Karuna Gopal, Founder, Foundation for Futuristic Cities

And also the human talent, right, that way India has called. In Hyderabad did you know that we have a user-group for [indiscernible] 2,500 people, that's the largest in the world and my team mentors them.

R. Chandrashekhar, President, NASSCOM

Lower the cost of achieving efficacy, don't lower the aspiration.

Karuna Gopal, Founder, Foundation for Futuristic Cities

Yes, I mean it should be aspirational. We should have the biggest to fames and things will fall into place. Okay there will be some mess here and there, fine.

Rajeev Dubey, Managing Editor, Business Today

Before we close one bet from each one of you which will be India's first smart city.

Karuna Gopal, Founder, Foundation for Futuristic Cities

Any money?

R. Ray Wang, Principal Analyst & CEO, Constellation Research

You [indiscernible] on this.

[Multiple Speakers]

B.V.R. Mohan Reddy, Vice Chairman, NASSCOM

New capital, Chandrabau Naidu's [indiscernible]

Karuna Gopal, Founder, Foundation for Futuristic Cities

Or I would say…

B.V.R. Mohan Reddy, Vice Chairman, NASSCOM

[indiscernible] that's the green field project so he has an advantage.

Karuna Gopal, Founder, Foundation for Futuristic Cities

I would even say Vizag.

R. Chandrashekhar, President, NASSCOM

No prices for guessing from which state there.

Karuna Gopal, Founder, Foundation for Futuristic Cities

It could be the new capital or even Vizag. The same Andhra Pradesh.

[Multiple Speakers]
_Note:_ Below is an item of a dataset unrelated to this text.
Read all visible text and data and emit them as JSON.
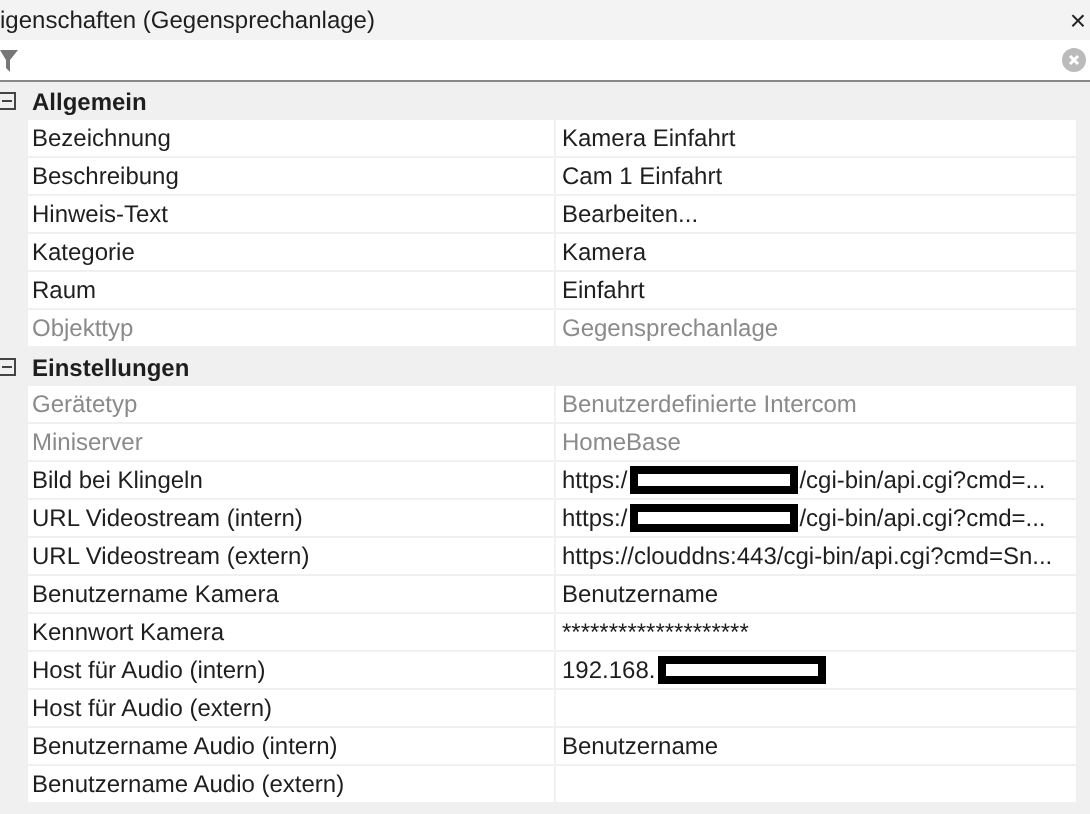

Avinash

I think that's the good one.

Karuna Gopal, Founder, Foundation for Futuristic Cities

Yes, something from Andhra Pradesh.

Rajeev Dubey, Managing Editor, Business Today

Not Dulhera, not GIFT.

Avinash

I think it is a very significant center point. The city has to really come up. Absolutely and this is not about the fact that the certification spot or gift stuff. I mean it is something that so…

[Multiple Speakers]

Karuna Gopal, Founder, Foundation for Futuristic Cities

I think the differentiator is the leadership.

R. Chandrashekhar, President, NASSCOM

If I make a guess, my origins would also be revealed here. I think it is ultimately -- it is emotion that is not in logic.

Rajeev Dubey, Managing Editor, Business Today

Thank you so much for your time.

Youtube
  • Print

  • COMMENT
A    A   A
close